My Startup: Hazy

September 10, 2019

Hazy generates smart synthetic data that’s safe to use, allowing companies to innovate with data without using anything sensitive or real-life.

It originally span out of UCL just two years ago, but has come a long way since then. In 2018, Hazy won the $1 million Microsoft Innovate.AI prize for the best AI startup in Europe.

It helps organisations such as financial services providers balance data innovation with responsible data management, especially since the advent of GDPR and global headline-making breaches.

Founders: Harry Keen & James Arthur

Founded: 2017

Website: hazy.com

We talked to Harry (above, front row, second from the left) to see behind the scenes at Hazy.

Why did you start Hazy?

Hazy was founded in 2017 when we identified a growing trend of consumer awareness around data privacy, which peaked a year later following the Cambridge Analytica scandal, a series of high-profile data breaches, as well as the introduction of the EU-wide data regulation act, GDPR.

With Hazy, we aim to provide organisations with a way to continue developing innovative products and services using AI and machine learning, whilst treating customer data responsibly and adhering to data regulation. 

Tell us more about the tech behind the product?

Using AI tools, our platform uses customer data to generate smart “synthetic datasets” that look and act just like real data but contain zero personal or identifiable information. An easy way to visualise this is by looking at Nvidia’s This Person Does Not Exist. The webpage uses a machine learning technique called generative adversarial networks (GANs), which are trained on a dataset of real celebrity faces to produce hyper-realistic images of people who don’t exist.

This is, in essence, visual synthetic data.

When we apply GANs and similar technology to sensitive data (e.g. payments, transaction history, credit card details), organisations can then use new synthetic datasets for advanced machine learning without having to worry about data privacy.

Where are you at right now?

We raised $2.8 million in seed funding last year, which we used to develop and launch our current synthetic data solution. We are now working with a number of banks and financial institutions, including Nationwide.

What are your aims for the next year?

Over the next 12 months, we’ll be looking to onboard more customers in both the financial sector as well as the many other industries in which sensitive data should now be treated ethically and responsibly. We are also looking towards our next funding round, which should happen in the near future.

What’s been the hardest thing about getting Hazy off the ground?

One of the difficulties we faced early on was based around the data privacy technology itself.
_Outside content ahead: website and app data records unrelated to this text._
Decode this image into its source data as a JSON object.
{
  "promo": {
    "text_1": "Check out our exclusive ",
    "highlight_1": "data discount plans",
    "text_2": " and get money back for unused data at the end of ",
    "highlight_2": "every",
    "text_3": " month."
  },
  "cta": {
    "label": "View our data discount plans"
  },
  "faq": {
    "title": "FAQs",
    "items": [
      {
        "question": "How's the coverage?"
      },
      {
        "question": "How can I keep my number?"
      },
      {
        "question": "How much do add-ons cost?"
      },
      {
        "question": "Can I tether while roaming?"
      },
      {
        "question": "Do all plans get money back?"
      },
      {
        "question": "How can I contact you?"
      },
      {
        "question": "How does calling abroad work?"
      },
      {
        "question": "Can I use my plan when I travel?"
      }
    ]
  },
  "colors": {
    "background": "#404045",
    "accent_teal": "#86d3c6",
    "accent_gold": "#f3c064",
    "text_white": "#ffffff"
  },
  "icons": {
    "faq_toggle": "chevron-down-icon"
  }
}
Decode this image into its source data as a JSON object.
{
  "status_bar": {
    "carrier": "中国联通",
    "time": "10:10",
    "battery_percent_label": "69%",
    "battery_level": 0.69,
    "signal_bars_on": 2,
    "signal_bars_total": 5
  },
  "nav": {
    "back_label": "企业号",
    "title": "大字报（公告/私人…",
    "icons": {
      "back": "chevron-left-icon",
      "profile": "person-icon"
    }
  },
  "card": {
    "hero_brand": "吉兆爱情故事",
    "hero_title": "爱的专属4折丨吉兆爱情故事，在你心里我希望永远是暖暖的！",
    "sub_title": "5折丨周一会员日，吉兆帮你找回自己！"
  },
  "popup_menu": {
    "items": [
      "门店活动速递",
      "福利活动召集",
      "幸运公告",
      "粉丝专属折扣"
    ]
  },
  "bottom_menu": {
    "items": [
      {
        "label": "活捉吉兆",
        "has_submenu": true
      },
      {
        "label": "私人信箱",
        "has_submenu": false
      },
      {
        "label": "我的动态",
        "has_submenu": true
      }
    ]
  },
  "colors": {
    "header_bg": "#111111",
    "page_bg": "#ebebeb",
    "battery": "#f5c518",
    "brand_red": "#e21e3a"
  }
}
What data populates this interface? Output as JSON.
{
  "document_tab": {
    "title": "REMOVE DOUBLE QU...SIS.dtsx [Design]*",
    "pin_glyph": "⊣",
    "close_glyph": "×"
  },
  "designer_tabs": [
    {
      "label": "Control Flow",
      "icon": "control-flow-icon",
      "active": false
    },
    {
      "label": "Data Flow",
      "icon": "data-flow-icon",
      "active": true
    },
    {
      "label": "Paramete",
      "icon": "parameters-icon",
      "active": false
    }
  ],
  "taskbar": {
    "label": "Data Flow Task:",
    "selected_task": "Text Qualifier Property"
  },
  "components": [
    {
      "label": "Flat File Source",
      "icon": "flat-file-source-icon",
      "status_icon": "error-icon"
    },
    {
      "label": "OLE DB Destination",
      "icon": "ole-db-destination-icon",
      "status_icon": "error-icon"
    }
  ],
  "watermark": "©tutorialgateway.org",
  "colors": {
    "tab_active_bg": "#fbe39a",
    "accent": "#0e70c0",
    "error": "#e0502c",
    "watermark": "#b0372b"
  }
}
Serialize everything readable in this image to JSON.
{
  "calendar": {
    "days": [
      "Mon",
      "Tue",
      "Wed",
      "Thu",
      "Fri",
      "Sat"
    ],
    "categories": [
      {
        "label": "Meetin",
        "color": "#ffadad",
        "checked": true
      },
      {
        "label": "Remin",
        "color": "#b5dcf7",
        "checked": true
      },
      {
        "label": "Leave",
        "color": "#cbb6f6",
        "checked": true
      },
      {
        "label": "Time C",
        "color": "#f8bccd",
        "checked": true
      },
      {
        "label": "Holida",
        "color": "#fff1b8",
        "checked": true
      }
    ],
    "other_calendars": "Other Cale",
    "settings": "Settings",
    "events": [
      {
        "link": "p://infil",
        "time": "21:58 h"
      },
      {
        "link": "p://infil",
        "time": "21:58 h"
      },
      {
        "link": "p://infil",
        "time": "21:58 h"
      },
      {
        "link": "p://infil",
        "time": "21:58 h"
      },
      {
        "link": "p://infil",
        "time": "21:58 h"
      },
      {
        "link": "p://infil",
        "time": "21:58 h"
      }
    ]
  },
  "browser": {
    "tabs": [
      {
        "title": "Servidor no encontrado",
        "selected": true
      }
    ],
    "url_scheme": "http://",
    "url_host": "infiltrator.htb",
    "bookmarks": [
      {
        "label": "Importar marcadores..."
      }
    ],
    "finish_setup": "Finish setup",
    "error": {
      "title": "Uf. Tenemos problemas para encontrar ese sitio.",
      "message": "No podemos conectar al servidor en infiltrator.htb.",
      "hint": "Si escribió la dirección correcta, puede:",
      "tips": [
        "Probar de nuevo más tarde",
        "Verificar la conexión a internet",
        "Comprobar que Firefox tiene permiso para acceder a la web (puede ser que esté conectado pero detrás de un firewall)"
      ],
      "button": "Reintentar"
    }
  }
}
Initially, we were looking to use a combination of machine learning-assisted masking techniques to anonymise datasets, but we also had concerns that individuals within these datasets could be re-identified through increasingly popular hacking practises, like linkage attacks.

With this in mind, we pivoted towards synthetic data generation. Technically, synthetic data is a subset of anonymisation – but unlike traditional anonymisation (which has come under fire recently), individuals cannot be re-identified in synthetic datasets.

Why should more people be using Hazy?

Over the past couple of years, there has been a seismic cultural shift around data. Consumer awareness of data privacy is at an all-time high; and we’ve already seen fines of more than $100 million for companies found in breach of GDPR.

Despite this, organisations shouldn’t be afraid of using their data for advanced machine learning. Instead of locking their customer data up and severely restricting who has access to it, they should generate synthetic datasets and work from these instead. This way, companies are free to innovate with zero privacy risk.

Why is Hazy worth the investment?

The cost of privacy-enhancing technology is always going to be significantly less than the financial repercussions of being found in breach of data regulation, even before you consider the damage that this will do to your brand’s reputation.

While it’s essential that companies are able to utilise their customer data, it is equally important that this data is handled responsibly.